Divide and conquer?
It strikes me that Wal-Mart and Arnold Schwarzenegger are doing something similar: trying to peel eco-activists off from the larger progressive coalition. And while two data points don’t exactly make a trend, it’s something greens should be pondering.
Consider: Wal-Mart recently announced some high-profile and fairly substantial sustainability reforms. Meanwhile, as this collection of Alternet coverage amply demonstrates, they continue to screw workers, bust unions, skimp on health care, and drive out local businesses. Somewhere in some boardroom, the calculation was obviously made that the company could afford some sustainability, and that it would help deflect activist attention, but that other reforms would cut too deep into the bottom line.
Schwarzenegger, meanwhile, has not been perfect on green issues, but has presided over some remarkably forward-thinking reforms, most notably California’s landmark auto-emissions limits. Yet, as Kevin Drum points out, for the most part he’s been a "standard issue business-pandering Republican."

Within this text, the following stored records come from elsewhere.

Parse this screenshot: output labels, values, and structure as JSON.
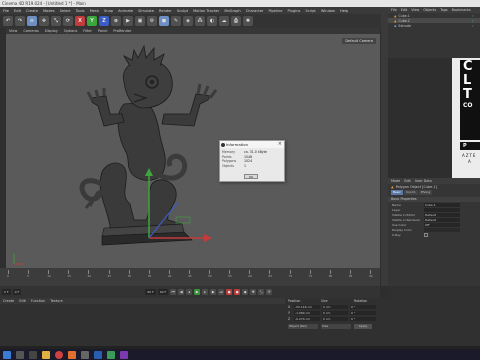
{
  "window": {
    "title": "Cinema 4D R19.024 - [Untitled 1 *] - Main"
  },
  "menubar": [
    "File",
    "Edit",
    "Create",
    "Modes",
    "Select",
    "Tools",
    "Mesh",
    "Snap",
    "Animate",
    "Simulate",
    "Render",
    "Sculpt",
    "Motion Tracker",
    "MoGraph",
    "Character",
    "Pipeline",
    "Plugins",
    "Script",
    "Window",
    "Help"
  ],
  "toolbar": {
    "x": "X",
    "y": "Y",
    "z": "Z"
  },
  "viewport_menu": [
    "View",
    "Cameras",
    "Display",
    "Options",
    "Filter",
    "Panel",
    "ProRender"
  ],
  "viewport": {
    "camera_label": "Default Camera"
  },
  "dialog": {
    "title": "Information",
    "rows": [
      {
        "key": "Memory",
        "value": "ca. 31.0 kByte"
      },
      {
        "key": "Points",
        "value": "1048"
      },
      {
        "key": "Polygons",
        "value": "1024"
      },
      {
        "key": "Objects",
        "value": "1"
      }
    ],
    "ok": "OK"
  },
  "objects_menu": [
    "File",
    "Edit",
    "View",
    "Objects",
    "Tags",
    "Bookmarks"
  ],
  "objects": [
    {
      "name": "Cube.1",
      "active": false
    },
    {
      "name": "Cube.2",
      "active": true
    },
    {
      "name": "Extrude",
      "active": false
    }
  ],
  "logo": {
    "big1": "C",
    "big2": "L",
    "big3": "T",
    "small": "CO",
    "p": "P",
    "azt": "AZTE",
    "a": "A"
  },
  "attributes": {
    "menu": [
      "Mode",
      "Edit",
      "User Data"
    ],
    "title": "Polygon Object [Cube.1]",
    "tabs": [
      "Basic",
      "Coord.",
      "Phong"
    ],
    "section": "Basic Properties",
    "fields": [
      {
        "key": "Name",
        "value": "Cube.1",
        "gray": false
      },
      {
        "key": "Layer",
        "value": "",
        "gray": false
      },
      {
        "key": "Visible in Editor",
        "value": "Default",
        "gray": false
      },
      {
        "key": "Visible in Renderer",
        "value": "Default",
        "gray": false
      },
      {
        "key": "Use Color",
        "value": "Off",
        "gray": false
      },
      {
        "key": "Display Color",
        "value": "",
        "gray": true
      },
      {
        "key": "X-Ray",
        "value": "",
        "gray": false
      }
    ]
  },
  "timeline": {
    "ticks": [
      "0",
      "5",
      "10",
      "15",
      "20",
      "25",
      "30",
      "35",
      "40",
      "45",
      "50",
      "55",
      "60",
      "65",
      "70",
      "75",
      "80",
      "85",
      "90"
    ]
  },
  "playbar": {
    "start": "0 F",
    "cur": "0 F",
    "end": "90 F",
    "end2": "90 F"
  },
  "materials_menu": [
    "Create",
    "Edit",
    "Function",
    "Texture"
  ],
  "coords": {
    "headers": [
      "Position",
      "Size",
      "Rotation"
    ],
    "rows": [
      {
        "ax": "X",
        "p": "-52.116 cm",
        "s": "0 cm",
        "r": "0 °"
      },
      {
        "ax": "Y",
        "p": "-1.089 cm",
        "s": "0 cm",
        "r": "0 °"
      },
      {
        "ax": "Z",
        "p": "-0.274 cm",
        "s": "0 cm",
        "r": "0 °"
      }
    ],
    "mode": "Object (Rel)",
    "size_mode": "Size",
    "apply": "Apply"
  },
  "colors": {
    "viewport_bg": "#5a5a5a",
    "accent": "#5a78a8"
  }
}
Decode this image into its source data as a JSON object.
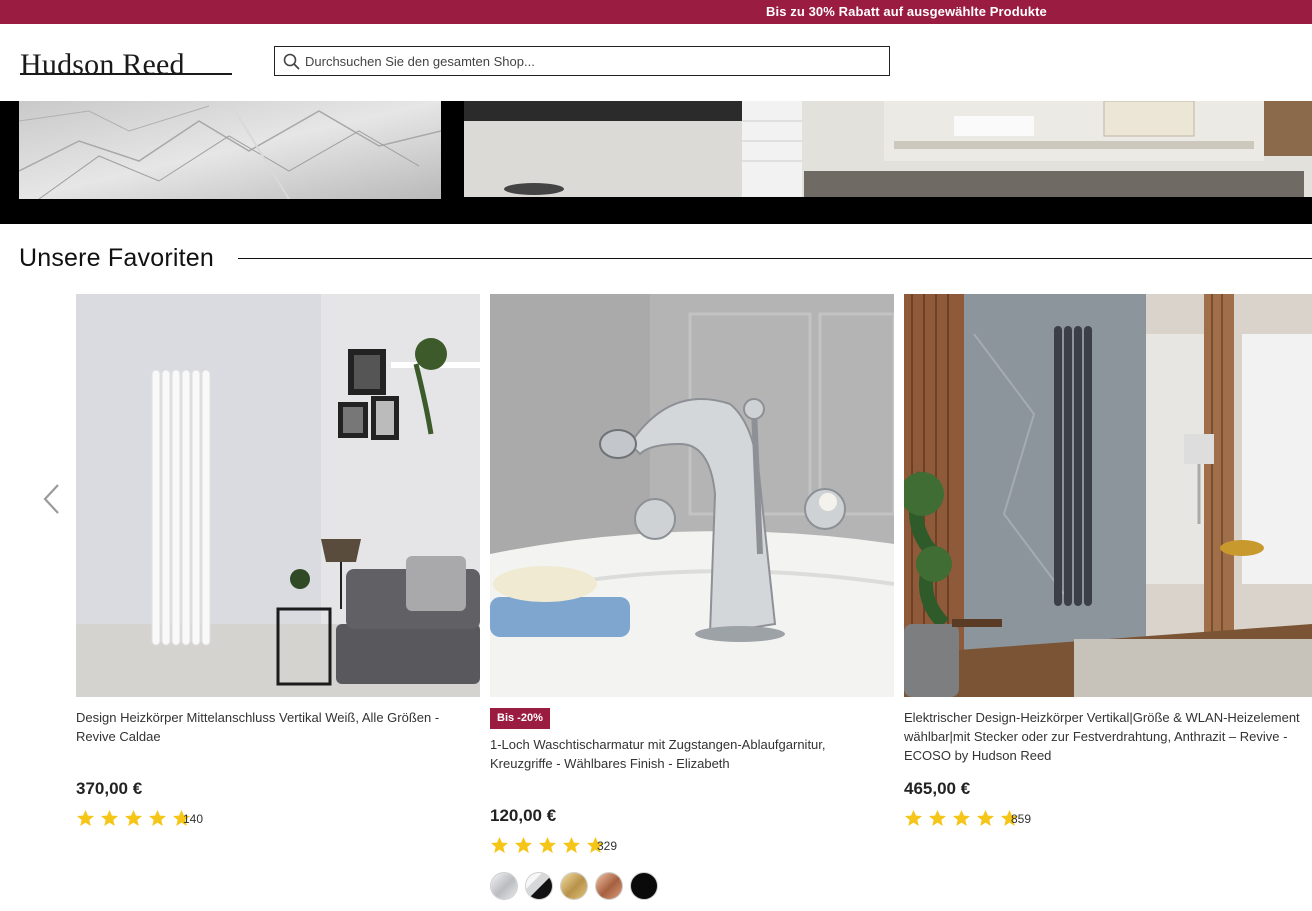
{
  "promo": {
    "text": "Bis zu 30% Rabatt auf ausgewählte Produkte"
  },
  "header": {
    "logo": "Hudson Reed",
    "search_placeholder": "Durchsuchen Sie den gesamten Shop..."
  },
  "favorites": {
    "title": "Unsere Favoriten",
    "products": [
      {
        "title": "Design Heizkörper Mittelanschluss Vertikal Weiß, Alle Größen - Revive Caldae",
        "price": "370,00 €",
        "rating_stars": 5,
        "reviews": "140",
        "badge": null
      },
      {
        "title": "1-Loch Waschtischarmatur mit Zugstangen-Ablaufgarnitur, Kreuzgriffe - Wählbares Finish - Elizabeth",
        "price": "120,00 €",
        "rating_stars": 5,
        "reviews": "329",
        "badge": "Bis -20%",
        "swatches": [
          "chrome",
          "chrome-black",
          "brushed-brass",
          "brushed-bronze",
          "black"
        ]
      },
      {
        "title": "Elektrischer Design-Heizkörper Vertikal|Größe & WLAN-Heizelement wählbar|mit Stecker oder zur Festverdrahtung, Anthrazit – Revive - ECOSO by Hudson Reed",
        "price": "465,00 €",
        "rating_stars": 5,
        "reviews": "859",
        "badge": null
      }
    ]
  },
  "colors": {
    "brand": "#9b1c41",
    "star": "#f5c518"
  },
  "icons": {
    "search": "search-icon",
    "prev": "chevron-left-icon",
    "star": "star-icon"
  }
}
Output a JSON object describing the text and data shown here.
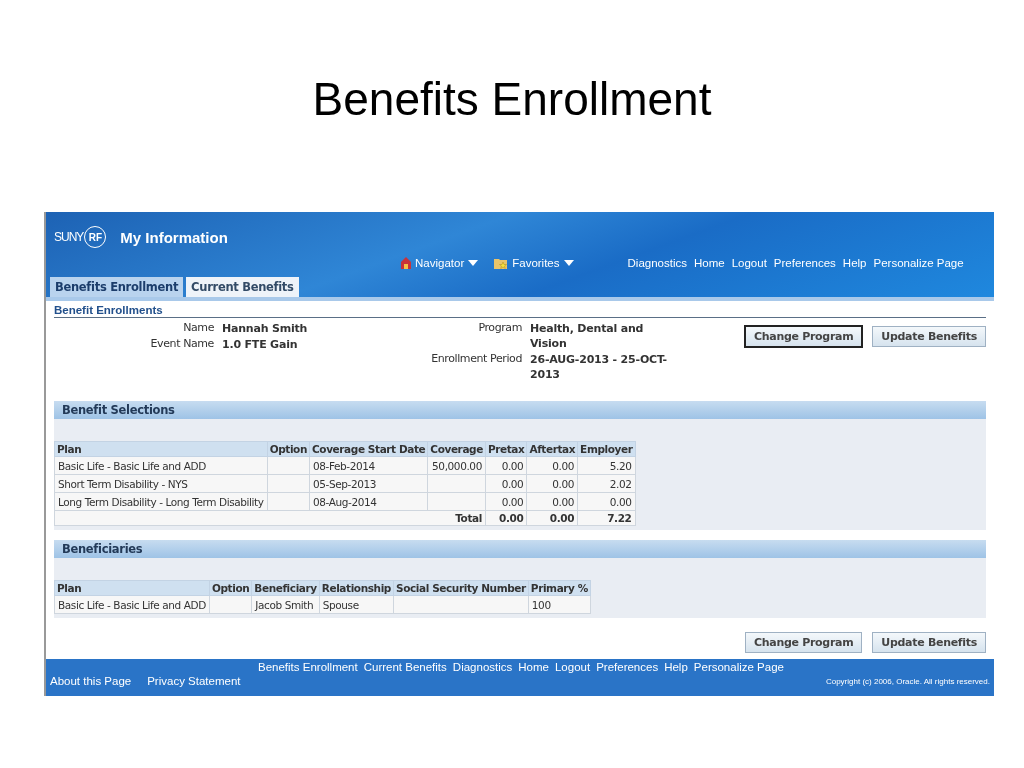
{
  "slide_title": "Benefits Enrollment",
  "header": {
    "logo": {
      "text": "SUNY",
      "badge": "RF"
    },
    "app_title": "My Information",
    "menus": [
      {
        "label": "Navigator",
        "kind": "navigator"
      },
      {
        "label": "Favorites",
        "kind": "favorites"
      }
    ],
    "global_links": [
      "Diagnostics",
      "Home",
      "Logout",
      "Preferences",
      "Help",
      "Personalize Page"
    ]
  },
  "tabs": [
    {
      "label": "Benefits Enrollment",
      "selected": true
    },
    {
      "label": "Current Benefits",
      "selected": false
    }
  ],
  "page_heading": "Benefit Enrollments",
  "details_left": [
    {
      "label": "Name",
      "value": "Hannah Smith"
    },
    {
      "label": "Event Name",
      "value": "1.0 FTE Gain"
    }
  ],
  "details_right": [
    {
      "label": "Program",
      "value": "Health, Dental and Vision"
    },
    {
      "label": "Enrollment Period",
      "value": "26-AUG-2013 - 25-OCT-2013"
    }
  ],
  "top_buttons": [
    {
      "label": "Change Program",
      "focused": true
    },
    {
      "label": "Update Benefits",
      "focused": false
    }
  ],
  "benefit_selections": {
    "title": "Benefit Selections",
    "columns": [
      {
        "label": "Plan",
        "kind": "text"
      },
      {
        "label": "Option",
        "kind": "text"
      },
      {
        "label": "Coverage Start Date",
        "kind": "text"
      },
      {
        "label": "Coverage",
        "kind": "number"
      },
      {
        "label": "Pretax",
        "kind": "number"
      },
      {
        "label": "Aftertax",
        "kind": "number"
      },
      {
        "label": "Employer",
        "kind": "number"
      }
    ],
    "rows": [
      [
        "Basic Life - Basic Life and ADD",
        null,
        "08-Feb-2014",
        "50,000.00",
        "0.00",
        "0.00",
        "5.20"
      ],
      [
        "Short Term Disability - NYS",
        null,
        "05-Sep-2013",
        null,
        "0.00",
        "0.00",
        "2.02"
      ],
      [
        "Long Term Disability - Long Term Disability",
        null,
        "08-Aug-2014",
        null,
        "0.00",
        "0.00",
        "0.00"
      ]
    ],
    "total": {
      "label": "Total",
      "values": [
        "0.00",
        "0.00",
        "7.22"
      ]
    }
  },
  "beneficiaries": {
    "title": "Beneficiaries",
    "columns": [
      {
        "label": "Plan"
      },
      {
        "label": "Option"
      },
      {
        "label": "Beneficiary"
      },
      {
        "label": "Relationship"
      },
      {
        "label": "Social Security Number"
      },
      {
        "label": "Primary %"
      }
    ],
    "rows": [
      [
        "Basic Life - Basic Life and ADD",
        null,
        "Jacob Smith",
        "Spouse",
        null,
        "100"
      ]
    ]
  },
  "bottom_buttons": [
    {
      "label": "Change Program",
      "focused": false
    },
    {
      "label": "Update Benefits",
      "focused": false
    }
  ],
  "footer": {
    "links": [
      "Benefits Enrollment",
      "Current Benefits",
      "Diagnostics",
      "Home",
      "Logout",
      "Preferences",
      "Help",
      "Personalize Page"
    ],
    "bottom_links": [
      "About this Page",
      "Privacy Statement"
    ],
    "copyright": "Copyright (c) 2006, Oracle. All rights reserved."
  }
}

Of course, Wal-Mart is getting bashed now more than ever, and Arnold’s very expensive slate of state initiatives just got crushed, so the strategy doesn’t seem to be working. But still, it’s something to think about: If environmentalists get what they want (or at least some of it), should they overlook egregious misconduct in the areas of, say, labor and healthcare? How strongly do greens stand with the progressive coalition?